[SOURCE MATERIAL Boundary: Start]

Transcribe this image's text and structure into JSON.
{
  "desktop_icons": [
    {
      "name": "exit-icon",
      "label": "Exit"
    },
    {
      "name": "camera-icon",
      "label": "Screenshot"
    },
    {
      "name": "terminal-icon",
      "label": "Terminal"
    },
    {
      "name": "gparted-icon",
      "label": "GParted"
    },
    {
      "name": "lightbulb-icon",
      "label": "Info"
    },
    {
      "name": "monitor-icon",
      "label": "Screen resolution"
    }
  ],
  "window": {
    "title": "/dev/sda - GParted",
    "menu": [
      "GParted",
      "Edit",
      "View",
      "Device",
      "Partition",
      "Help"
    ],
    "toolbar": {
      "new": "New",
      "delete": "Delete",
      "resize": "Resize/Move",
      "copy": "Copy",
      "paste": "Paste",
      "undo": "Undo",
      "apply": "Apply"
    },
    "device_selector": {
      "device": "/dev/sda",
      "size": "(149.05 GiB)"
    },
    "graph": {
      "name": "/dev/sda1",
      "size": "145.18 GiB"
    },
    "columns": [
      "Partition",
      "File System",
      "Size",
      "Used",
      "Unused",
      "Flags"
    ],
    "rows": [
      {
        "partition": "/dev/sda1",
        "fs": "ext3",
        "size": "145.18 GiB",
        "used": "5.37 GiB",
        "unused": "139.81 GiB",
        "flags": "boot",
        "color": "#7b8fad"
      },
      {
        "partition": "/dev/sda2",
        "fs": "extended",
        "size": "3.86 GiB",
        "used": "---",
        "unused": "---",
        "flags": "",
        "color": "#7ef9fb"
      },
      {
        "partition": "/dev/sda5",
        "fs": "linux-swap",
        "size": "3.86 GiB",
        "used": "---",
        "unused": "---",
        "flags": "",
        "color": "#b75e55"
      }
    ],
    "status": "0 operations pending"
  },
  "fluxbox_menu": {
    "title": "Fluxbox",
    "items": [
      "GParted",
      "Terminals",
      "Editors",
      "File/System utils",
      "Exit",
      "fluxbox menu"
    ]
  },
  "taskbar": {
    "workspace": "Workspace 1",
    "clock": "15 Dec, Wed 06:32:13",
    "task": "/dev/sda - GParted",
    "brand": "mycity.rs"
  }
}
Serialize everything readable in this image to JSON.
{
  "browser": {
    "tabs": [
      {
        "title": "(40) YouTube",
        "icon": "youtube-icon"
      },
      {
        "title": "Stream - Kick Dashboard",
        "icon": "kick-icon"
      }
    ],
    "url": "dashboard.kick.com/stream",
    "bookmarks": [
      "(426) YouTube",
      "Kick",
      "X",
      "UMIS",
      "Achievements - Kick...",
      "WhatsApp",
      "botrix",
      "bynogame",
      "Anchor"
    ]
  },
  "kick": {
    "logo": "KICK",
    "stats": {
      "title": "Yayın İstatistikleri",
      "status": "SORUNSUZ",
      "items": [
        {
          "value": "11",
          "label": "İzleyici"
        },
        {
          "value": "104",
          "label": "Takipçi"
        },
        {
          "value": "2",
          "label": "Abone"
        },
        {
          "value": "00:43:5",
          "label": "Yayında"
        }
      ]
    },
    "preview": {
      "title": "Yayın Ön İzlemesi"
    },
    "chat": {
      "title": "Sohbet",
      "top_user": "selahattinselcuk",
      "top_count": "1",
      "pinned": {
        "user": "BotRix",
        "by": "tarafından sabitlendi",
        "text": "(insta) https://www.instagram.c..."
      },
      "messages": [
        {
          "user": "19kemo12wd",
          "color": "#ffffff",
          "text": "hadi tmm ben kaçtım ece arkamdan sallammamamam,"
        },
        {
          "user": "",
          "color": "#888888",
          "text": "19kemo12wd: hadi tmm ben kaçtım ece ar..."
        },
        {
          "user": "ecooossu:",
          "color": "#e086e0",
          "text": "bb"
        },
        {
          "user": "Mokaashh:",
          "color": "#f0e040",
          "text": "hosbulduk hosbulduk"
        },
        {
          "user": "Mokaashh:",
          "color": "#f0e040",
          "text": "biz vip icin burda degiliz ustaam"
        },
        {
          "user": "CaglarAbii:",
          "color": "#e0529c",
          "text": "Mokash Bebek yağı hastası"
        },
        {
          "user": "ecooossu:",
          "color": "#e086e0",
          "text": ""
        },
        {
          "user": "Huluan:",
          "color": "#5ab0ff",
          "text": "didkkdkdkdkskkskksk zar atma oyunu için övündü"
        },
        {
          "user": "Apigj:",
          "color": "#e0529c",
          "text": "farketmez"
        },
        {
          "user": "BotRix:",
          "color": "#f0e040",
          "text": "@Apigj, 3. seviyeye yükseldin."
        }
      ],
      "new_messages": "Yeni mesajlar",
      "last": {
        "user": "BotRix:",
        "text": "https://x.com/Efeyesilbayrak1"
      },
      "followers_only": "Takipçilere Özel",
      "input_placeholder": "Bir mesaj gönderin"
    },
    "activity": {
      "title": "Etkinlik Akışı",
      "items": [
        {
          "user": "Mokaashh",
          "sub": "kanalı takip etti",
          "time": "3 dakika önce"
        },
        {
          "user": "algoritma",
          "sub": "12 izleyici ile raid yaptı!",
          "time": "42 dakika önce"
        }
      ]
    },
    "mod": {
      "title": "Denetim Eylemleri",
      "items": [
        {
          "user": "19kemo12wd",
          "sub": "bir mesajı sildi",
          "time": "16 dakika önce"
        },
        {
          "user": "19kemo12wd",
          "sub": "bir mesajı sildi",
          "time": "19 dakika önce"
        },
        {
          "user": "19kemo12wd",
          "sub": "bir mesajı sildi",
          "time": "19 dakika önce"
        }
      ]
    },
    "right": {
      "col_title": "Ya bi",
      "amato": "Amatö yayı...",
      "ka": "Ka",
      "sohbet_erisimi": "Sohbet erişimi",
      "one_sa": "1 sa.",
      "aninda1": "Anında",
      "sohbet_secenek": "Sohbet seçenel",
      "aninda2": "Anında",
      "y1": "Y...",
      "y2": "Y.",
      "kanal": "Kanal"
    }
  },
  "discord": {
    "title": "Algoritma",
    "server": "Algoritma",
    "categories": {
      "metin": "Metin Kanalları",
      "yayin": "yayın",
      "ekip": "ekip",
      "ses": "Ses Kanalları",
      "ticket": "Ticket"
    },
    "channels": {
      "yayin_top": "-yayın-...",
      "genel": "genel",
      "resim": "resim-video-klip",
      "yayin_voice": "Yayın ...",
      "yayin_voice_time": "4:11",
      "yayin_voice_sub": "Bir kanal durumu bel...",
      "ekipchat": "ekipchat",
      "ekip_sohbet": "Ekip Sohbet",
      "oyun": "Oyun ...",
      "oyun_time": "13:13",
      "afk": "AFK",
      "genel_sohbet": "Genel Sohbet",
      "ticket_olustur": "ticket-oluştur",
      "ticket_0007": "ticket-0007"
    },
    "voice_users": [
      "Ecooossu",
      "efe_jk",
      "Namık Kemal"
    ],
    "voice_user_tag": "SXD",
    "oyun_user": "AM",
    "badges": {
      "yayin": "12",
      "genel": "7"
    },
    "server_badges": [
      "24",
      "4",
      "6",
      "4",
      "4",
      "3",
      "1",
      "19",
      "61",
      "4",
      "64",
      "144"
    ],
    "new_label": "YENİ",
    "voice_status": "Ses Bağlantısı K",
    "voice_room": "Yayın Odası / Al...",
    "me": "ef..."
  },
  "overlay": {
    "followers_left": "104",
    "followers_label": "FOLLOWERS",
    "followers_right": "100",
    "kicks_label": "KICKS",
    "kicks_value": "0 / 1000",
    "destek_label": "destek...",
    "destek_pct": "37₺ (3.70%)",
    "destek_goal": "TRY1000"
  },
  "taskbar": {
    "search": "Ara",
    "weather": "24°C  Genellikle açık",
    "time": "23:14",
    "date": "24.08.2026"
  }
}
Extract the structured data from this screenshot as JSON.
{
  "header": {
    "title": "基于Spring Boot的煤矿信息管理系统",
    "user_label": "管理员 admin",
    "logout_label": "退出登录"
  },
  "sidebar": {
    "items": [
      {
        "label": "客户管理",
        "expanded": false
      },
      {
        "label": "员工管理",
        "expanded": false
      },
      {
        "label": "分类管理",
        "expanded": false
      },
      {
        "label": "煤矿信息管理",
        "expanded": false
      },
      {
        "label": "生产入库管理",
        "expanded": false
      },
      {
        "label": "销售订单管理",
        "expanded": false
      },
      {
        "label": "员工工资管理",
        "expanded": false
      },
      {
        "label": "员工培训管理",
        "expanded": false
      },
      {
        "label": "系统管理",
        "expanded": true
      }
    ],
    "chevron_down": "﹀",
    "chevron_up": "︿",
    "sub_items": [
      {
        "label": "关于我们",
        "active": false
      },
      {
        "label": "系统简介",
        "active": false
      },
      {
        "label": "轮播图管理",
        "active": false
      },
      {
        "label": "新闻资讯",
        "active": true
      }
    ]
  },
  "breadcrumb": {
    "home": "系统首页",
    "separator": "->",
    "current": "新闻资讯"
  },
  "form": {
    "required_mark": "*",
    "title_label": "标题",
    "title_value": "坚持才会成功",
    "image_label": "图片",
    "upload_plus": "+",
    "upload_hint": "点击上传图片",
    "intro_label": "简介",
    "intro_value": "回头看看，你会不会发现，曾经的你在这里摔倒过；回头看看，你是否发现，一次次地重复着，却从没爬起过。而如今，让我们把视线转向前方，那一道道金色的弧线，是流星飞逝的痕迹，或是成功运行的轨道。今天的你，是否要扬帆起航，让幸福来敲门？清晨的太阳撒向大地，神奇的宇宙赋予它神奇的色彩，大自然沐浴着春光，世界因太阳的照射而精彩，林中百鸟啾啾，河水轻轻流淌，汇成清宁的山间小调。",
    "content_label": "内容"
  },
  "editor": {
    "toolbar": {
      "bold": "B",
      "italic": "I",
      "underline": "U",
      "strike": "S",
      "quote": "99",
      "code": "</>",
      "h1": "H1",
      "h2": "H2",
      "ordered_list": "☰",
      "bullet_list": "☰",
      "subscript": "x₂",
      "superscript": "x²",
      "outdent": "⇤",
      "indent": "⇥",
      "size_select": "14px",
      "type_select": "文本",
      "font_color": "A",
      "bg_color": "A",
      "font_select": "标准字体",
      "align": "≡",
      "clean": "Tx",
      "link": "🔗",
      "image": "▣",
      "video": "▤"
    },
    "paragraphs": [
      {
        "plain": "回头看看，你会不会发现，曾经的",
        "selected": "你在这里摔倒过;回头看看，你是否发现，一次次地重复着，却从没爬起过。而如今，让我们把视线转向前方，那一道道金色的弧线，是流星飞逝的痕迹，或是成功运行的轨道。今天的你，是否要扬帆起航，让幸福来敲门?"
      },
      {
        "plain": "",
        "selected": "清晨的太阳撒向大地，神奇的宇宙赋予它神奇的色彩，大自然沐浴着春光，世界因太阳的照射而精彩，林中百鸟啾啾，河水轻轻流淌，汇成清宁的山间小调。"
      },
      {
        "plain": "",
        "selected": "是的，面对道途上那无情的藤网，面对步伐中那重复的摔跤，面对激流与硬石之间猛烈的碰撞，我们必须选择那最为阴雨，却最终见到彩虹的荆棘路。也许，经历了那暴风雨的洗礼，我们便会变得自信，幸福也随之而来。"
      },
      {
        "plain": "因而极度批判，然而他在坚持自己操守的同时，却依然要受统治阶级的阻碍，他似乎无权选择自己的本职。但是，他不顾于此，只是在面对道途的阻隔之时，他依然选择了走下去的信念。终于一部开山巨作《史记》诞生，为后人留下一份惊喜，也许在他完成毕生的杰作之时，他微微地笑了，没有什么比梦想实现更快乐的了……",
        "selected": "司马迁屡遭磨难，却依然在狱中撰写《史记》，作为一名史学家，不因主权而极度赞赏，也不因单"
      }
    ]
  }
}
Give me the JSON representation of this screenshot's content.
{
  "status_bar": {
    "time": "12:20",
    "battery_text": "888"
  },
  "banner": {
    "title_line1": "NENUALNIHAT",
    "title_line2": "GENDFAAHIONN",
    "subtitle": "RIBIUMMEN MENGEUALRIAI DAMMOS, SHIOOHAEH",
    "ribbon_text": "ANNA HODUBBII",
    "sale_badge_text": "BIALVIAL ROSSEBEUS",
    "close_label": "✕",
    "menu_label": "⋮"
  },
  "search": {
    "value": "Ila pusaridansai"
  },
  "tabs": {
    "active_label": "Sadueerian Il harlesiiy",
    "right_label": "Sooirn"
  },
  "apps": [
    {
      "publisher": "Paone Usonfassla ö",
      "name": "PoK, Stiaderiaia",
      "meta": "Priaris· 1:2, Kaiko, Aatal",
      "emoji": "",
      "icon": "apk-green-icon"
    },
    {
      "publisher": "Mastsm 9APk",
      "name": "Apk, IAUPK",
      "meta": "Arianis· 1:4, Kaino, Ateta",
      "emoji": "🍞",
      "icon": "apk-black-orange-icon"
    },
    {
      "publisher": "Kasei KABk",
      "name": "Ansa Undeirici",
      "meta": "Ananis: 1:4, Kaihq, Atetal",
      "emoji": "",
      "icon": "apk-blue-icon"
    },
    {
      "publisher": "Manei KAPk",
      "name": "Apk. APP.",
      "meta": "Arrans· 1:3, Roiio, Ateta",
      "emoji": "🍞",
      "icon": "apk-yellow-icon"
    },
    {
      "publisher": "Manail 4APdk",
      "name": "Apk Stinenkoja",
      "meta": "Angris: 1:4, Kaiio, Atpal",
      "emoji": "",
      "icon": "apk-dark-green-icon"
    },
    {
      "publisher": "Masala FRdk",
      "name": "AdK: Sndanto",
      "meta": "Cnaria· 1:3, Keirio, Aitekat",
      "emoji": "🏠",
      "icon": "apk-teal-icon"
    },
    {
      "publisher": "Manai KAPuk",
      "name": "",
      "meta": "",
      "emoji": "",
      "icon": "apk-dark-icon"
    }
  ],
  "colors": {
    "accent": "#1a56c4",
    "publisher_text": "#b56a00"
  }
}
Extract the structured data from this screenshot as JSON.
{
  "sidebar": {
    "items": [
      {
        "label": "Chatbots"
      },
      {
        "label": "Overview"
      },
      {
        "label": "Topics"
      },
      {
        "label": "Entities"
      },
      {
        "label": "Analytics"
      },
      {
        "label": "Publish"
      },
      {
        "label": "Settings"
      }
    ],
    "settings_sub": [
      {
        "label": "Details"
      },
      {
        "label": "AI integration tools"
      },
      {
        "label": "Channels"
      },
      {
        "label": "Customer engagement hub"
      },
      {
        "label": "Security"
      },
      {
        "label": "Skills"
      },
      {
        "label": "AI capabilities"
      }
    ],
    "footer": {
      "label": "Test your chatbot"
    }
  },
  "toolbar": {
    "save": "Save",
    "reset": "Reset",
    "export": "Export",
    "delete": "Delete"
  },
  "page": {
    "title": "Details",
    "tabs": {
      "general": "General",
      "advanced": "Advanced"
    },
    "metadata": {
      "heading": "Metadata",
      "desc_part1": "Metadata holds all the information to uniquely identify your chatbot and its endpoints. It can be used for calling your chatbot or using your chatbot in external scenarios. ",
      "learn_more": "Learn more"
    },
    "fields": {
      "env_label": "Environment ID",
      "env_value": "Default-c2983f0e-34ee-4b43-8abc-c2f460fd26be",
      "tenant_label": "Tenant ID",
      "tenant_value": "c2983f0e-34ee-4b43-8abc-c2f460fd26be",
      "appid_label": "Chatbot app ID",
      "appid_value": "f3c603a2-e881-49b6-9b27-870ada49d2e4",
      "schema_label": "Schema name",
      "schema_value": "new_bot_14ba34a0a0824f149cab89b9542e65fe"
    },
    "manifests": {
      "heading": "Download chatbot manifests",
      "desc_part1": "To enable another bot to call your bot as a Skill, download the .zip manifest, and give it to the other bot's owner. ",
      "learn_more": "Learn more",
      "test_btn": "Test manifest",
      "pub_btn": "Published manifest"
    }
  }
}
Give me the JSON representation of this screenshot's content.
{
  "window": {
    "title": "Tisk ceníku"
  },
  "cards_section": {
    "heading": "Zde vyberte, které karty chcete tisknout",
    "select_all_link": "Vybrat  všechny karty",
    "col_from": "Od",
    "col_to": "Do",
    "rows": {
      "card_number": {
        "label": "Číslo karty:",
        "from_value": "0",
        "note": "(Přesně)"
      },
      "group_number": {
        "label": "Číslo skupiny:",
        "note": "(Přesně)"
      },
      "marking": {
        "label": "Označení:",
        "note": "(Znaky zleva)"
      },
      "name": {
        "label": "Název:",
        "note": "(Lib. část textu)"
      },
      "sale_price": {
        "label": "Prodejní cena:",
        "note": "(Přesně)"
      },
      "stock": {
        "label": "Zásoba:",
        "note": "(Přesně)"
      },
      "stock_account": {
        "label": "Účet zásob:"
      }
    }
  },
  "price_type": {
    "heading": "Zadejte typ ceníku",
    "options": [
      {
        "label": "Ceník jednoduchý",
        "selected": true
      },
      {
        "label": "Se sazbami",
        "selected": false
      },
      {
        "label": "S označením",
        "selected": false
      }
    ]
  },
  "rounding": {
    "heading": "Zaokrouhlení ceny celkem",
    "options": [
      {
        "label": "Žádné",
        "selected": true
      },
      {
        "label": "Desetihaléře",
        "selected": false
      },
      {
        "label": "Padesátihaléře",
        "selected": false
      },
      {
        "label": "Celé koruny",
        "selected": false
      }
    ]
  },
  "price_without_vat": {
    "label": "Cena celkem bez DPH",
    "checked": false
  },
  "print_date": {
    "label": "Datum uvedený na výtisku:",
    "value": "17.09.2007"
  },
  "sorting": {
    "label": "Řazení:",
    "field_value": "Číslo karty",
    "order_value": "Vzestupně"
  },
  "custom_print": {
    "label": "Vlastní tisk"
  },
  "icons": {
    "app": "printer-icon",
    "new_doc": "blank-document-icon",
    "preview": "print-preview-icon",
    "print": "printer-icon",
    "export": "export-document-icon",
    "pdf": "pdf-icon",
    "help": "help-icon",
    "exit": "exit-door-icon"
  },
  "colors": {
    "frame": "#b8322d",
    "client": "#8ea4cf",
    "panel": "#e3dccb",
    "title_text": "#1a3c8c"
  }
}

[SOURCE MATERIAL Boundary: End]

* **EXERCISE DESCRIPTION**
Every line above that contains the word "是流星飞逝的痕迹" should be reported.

* **RESULT FOR THIS EXERCISE**
    "intro_value": "回头看看，你会不会发现，曾经的你在这里摔倒过；回头看看，你是否发现，一次次地重复着，却从没爬起过。而如今，让我们把视线转向前方，那一道道金色的弧线，是流星飞逝的痕迹，或是成功运行的轨道。今天的你，是否要扬帆起航，让幸福来敲门？清晨的太阳撒向大地，神奇的宇宙赋予它神奇的色彩，大自然沐浴着春光，世界因太阳的照射而精彩，林中百鸟啾啾，河水轻轻流淌，汇成清宁的山间小调。",
        "selected": "你在这里摔倒过;回头看看，你是否发现，一次次地重复着，却从没爬起过。而如今，让我们把视线转向前方，那一道道金色的弧线，是流星飞逝的痕迹，或是成功运行的轨道。今天的你，是否要扬帆起航，让幸福来敲门?"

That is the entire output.